[August 29, 2000] Wireless apps streamlined." By Roberta Holland. In eWEEK (August 27, 2000). "New wireless server solutions are being rolled out that prom ise to make it easy for corporations to build and launch applications for smart phones and other mobile devices. BEA Systems Inc. and Nokia Mobile Phones Inc. have teamed to develop the BEA WebLogic M-Commerce Solution. The package, which combines BEA's WebLogic Server and WebLogic Commerce Server with Nokia's WAP (Wireless Application Protocol) Server, allows developers to build scalable e-commerce services on a single platform, regardless of whether a user is accessing the information via a PC or a personal digital assistant. . . Pricing for the server starts at $6,500 for a starter development kit. A 50-user deployment kit, which includes a four-CPU clustering license for WebLogic Commerce Server, costs $268,600. Another wireless server, produced by Bluestone Software Inc., of Philadelphia, and New York-based Zyglobe Inc., is slated for release next month. The Zy-MobileServer incorporates Bluestone's J2EE-compliant and XML (Extensible Markup Language)-based platform with Zyglobe's wireless expertise built on top. The server will be able to automatically detect the protocol and device making a request and generate appropriate content back, whether it is intended for Wireless Markup Language or Short Message Service."

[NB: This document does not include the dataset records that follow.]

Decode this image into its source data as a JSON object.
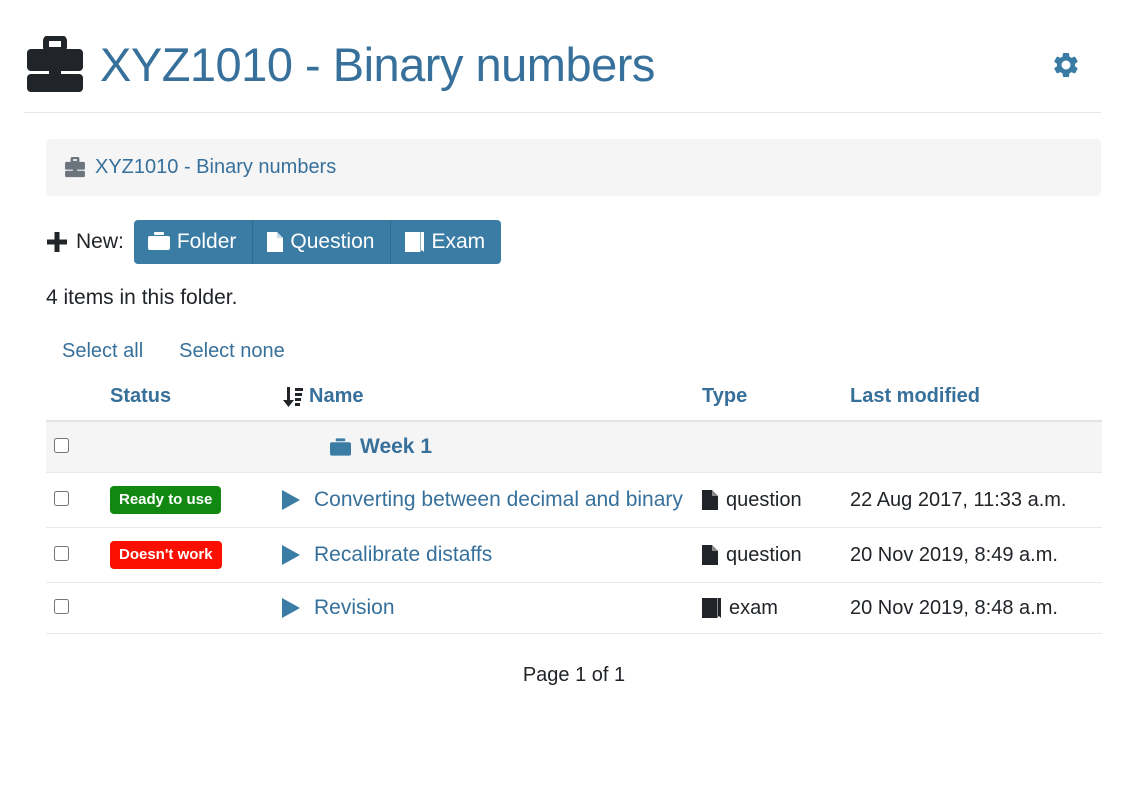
{
  "header": {
    "icon": "briefcase-icon",
    "title": "XYZ1010 - Binary numbers",
    "settings_icon": "gear-icon",
    "title_color": "#37709b"
  },
  "breadcrumb": {
    "icon": "briefcase-icon",
    "label": "XYZ1010 - Binary numbers"
  },
  "toolbar": {
    "plus_icon": "plus-icon",
    "new_label": "New:",
    "buttons": [
      {
        "label": "Folder",
        "icon": "folder-icon"
      },
      {
        "label": "Question",
        "icon": "file-icon"
      },
      {
        "label": "Exam",
        "icon": "book-icon"
      }
    ],
    "button_color": "#3b7ca5"
  },
  "listing": {
    "count_text": "4 items in this folder.",
    "select_all": "Select all",
    "select_none": "Select none",
    "columns": {
      "status": "Status",
      "name": "Name",
      "type": "Type",
      "last_modified": "Last modified",
      "sort_icon": "sort-amount-down-icon"
    },
    "rows": [
      {
        "kind": "folder",
        "status": "",
        "name": "Week 1",
        "type": "",
        "type_icon": "",
        "last_modified": ""
      },
      {
        "kind": "item",
        "status": "Ready to use",
        "status_style": "ok",
        "status_color": "#118811",
        "name": "Converting between decimal and binary",
        "type": "question",
        "type_icon": "file-icon",
        "last_modified": "22 Aug 2017, 11:33 a.m."
      },
      {
        "kind": "item",
        "status": "Doesn't work",
        "status_style": "fail",
        "status_color": "#fa0f00",
        "name": "Recalibrate distaffs",
        "type": "question",
        "type_icon": "file-icon",
        "last_modified": "20 Nov 2019, 8:49 a.m."
      },
      {
        "kind": "item",
        "status": "",
        "status_style": "",
        "status_color": "",
        "name": "Revision",
        "type": "exam",
        "type_icon": "book-icon",
        "last_modified": "20 Nov 2019, 8:48 a.m."
      }
    ]
  },
  "pager": {
    "text": "Page 1 of 1"
  }
}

[June 2000] "SMS sets new records." "The SMS-wave is reaching new records - an estimated 8 billion text messages were received during May. The Short Message Service (SMS) is the ability to send and receive text messages to and from mobile telephones. The first message is believed to have been transmitted as early as 1992. Each short message is up to 160 characters. SMS-sceptics claimed that mobilephone keyboards would be too small for efficient communication. However recent data have proved them wrong. Not only do users chat among each other, SMS is also popular for receiving tailored information services as weather-reports etc."